Barb Stanton (center) was honored by MDAQMD for her years of service.

Mojave Desert Air Quality Management District’s governing board recognized board member Barb Stanton for her years of service to the agency at the board’s regular meeting on Sept. 24.

Stanton, whose status as an elected Apple Valley Town Councilwoman offered the opportunity to serve on the Air District board, announced in July she would not run for reelection in November. Her retirement from the Town Council also means she’ll vacate the Apple Valley seat on the Mojave Desert Air Quality Management District board dais.

Stanton represented Apple Valley on the Air District board from 2011 to 2012 and again from 2015 to 2018.

MDAQMD Executive Director Brad Poiriez presented Stanton with a plaque commemorating her years of service to the Air District, including a stint as Vice Chair in 2012.

“During her time on our board, Barb’s contributions have shaped the policies of our district and helped forge a plan for continued success in the future,” Poiriez said during the plaque presentation. “She has always been thoughtful, attentive and fully engaged. As an executive director, it is rewarding to see a board member show the same compassion for air quality, and the residents throughout our district, as she does for those who elected her to serve in Apple Valley.”

Stanton plans to retire to 16 acres in Tennessee where she’ll transition from councilwoman and governing board member to bee keeper.

“As you step out a new door, or into a new door, it’s difficult and it’s hard to leave this wonderful agency,” Stanton said at Monday’s meeting. “But I’m proud of the work that we’ve done and that this agency will continue to do.”

Stanton called Poiriez a “breath of fresh air” since becoming MDAQMD’s Air Pollution Control Officer in 2016, and verbalized her admiration for several longtime MDAQMD staff members as “the glue” of the agency.

“Sometimes this is a thankless job, we all know that, for employees too,” Stanton said. “I encourage you all to keep up the good work. I’m going to miss everybody and thank you for your generosity toward me.”

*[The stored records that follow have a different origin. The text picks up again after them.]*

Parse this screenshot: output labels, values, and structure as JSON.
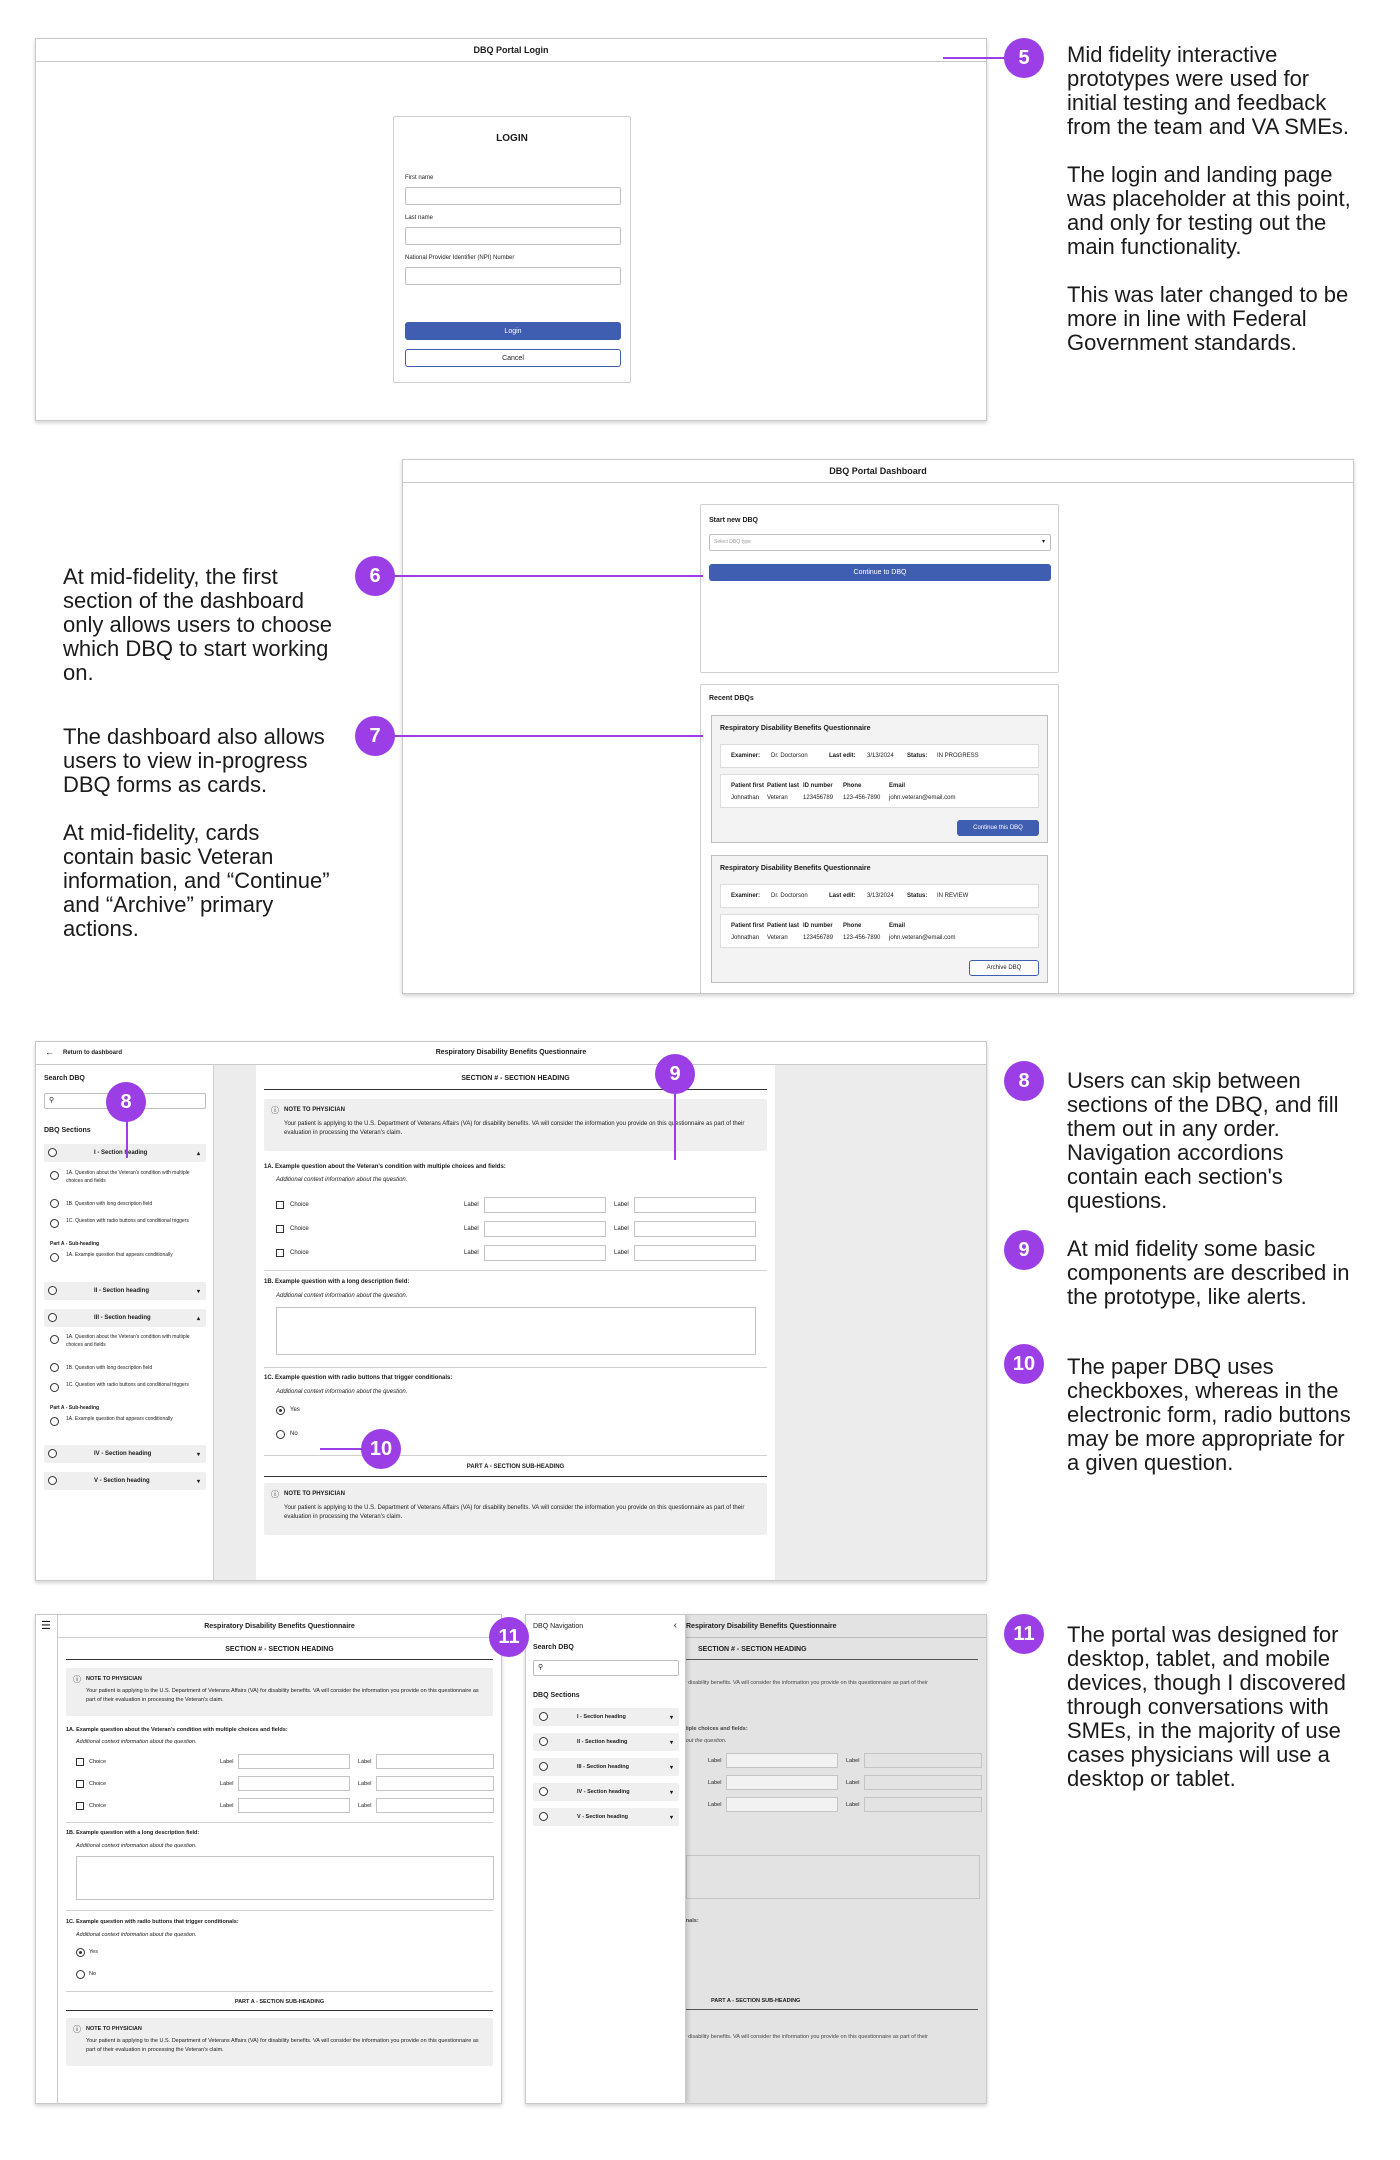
{
  "colors": {
    "accent": "#9b3ee6",
    "primary_button": "#3f5db1"
  },
  "login": {
    "window_title": "DBQ Portal Login",
    "heading": "LOGIN",
    "first_name_label": "First name",
    "last_name_label": "Last name",
    "npi_label": "National Provider Identifier (NPI) Number",
    "login_button": "Login",
    "cancel_button": "Cancel"
  },
  "dashboard": {
    "window_title": "DBQ Portal Dashboard",
    "start_heading": "Start new DBQ",
    "select_placeholder": "Select DBQ type",
    "continue_button": "Continue to DBQ",
    "recent_heading": "Recent DBQs",
    "cards": [
      {
        "title": "Respiratory Disability Benefits Questionnaire",
        "examiner_label": "Examiner:",
        "examiner": "Dr. Doctorson",
        "last_edit_label": "Last edit:",
        "last_edit": "3/13/2024",
        "status_label": "Status:",
        "status": "IN PROGRESS",
        "cols": [
          "Patient first",
          "Patient last",
          "ID number",
          "Phone",
          "Email"
        ],
        "vals": [
          "Johnathan",
          "Veteran",
          "123456789",
          "123-456-7890",
          "john.veteran@email.com"
        ],
        "action": "Continue this DBQ"
      },
      {
        "title": "Respiratory Disability Benefits Questionnaire",
        "examiner_label": "Examiner:",
        "examiner": "Dr. Doctorson",
        "last_edit_label": "Last edit:",
        "last_edit": "3/13/2024",
        "status_label": "Status:",
        "status": "IN REVIEW",
        "cols": [
          "Patient first",
          "Patient last",
          "ID number",
          "Phone",
          "Email"
        ],
        "vals": [
          "Johnathan",
          "Veteran",
          "123456789",
          "123-456-7890",
          "john.veteran@email.com"
        ],
        "action": "Archive DBQ"
      }
    ]
  },
  "form": {
    "return_link": "Return to dashboard",
    "title": "Respiratory Disability Benefits Questionnaire",
    "search_label": "Search DBQ",
    "sections_label": "DBQ Sections",
    "nav_label": "DBQ Navigation",
    "sections": [
      "I - Section heading",
      "II - Section heading",
      "III - Section heading",
      "IV - Section heading",
      "V - Section heading"
    ],
    "sub_items": [
      "1A. Question about the Veteran's condition with multiple choices and fields",
      "1B. Question with long description field",
      "1C. Question with radio buttons and conditional triggers"
    ],
    "part_a": "Part A - Sub-heading",
    "part_a_item": "1A. Example question that appears conditionally",
    "section_heading": "SECTION # - SECTION HEADING",
    "note_title": "NOTE TO PHYSICIAN",
    "note_text": "Your patient is applying to the U.S. Department of Veterans Affairs (VA) for disability benefits. VA will consider the information you provide on this questionnaire as part of their evaluation in processing the Veteran's claim.",
    "q1a": "1A. Example question about the Veteran's condition with multiple choices and fields:",
    "context": "Additional context information about the question.",
    "choice": "Choice",
    "label": "Label",
    "q1b": "1B. Example question with a long description field:",
    "q1c": "1C. Example question with radio buttons that trigger conditionals:",
    "yes": "Yes",
    "no": "No",
    "subheading": "PART A - SECTION SUB-HEADING"
  },
  "annotations": {
    "a5": [
      "Mid fidelity interactive prototypes were used for initial testing and feedback from the team and VA SMEs.",
      "The login and landing page was placeholder at this point, and only for testing out the main functionality.",
      "This was later changed to be more in line with Federal Government standards."
    ],
    "a6": "At mid-fidelity, the first section of the dashboard only allows users to choose which DBQ to start working on.",
    "a7": [
      "The dashboard also allows users to view in-progress DBQ forms as cards.",
      "At mid-fidelity, cards contain basic Veteran information, and “Continue” and “Archive” primary actions."
    ],
    "a8": "Users can skip between sections of the DBQ, and fill them out in any order. Navigation accordions contain each section's questions.",
    "a9": "At mid fidelity some basic components are described in the prototype, like alerts.",
    "a10": "The paper DBQ uses checkboxes, whereas in the electronic form, radio buttons may be more appropriate for a given question.",
    "a11": "The portal was designed for desktop, tablet, and mobile devices, though I discovered through conversations with SMEs, in the majority of use cases physicians will use a desktop or tablet.",
    "badges": [
      "5",
      "6",
      "7",
      "8",
      "9",
      "10",
      "11"
    ]
  }
}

MDAQMD is the air pollution control authority and permitting agency for the High Desert portion of San Bernardino County and the Palo Verde Valley in Riverside County. It’s governed by a board of 13 members representing nine incorporated municipalities and two counties within its boundaries. Visit www.mdaqmd.ca.gov or follow us on social media @MDAQMD.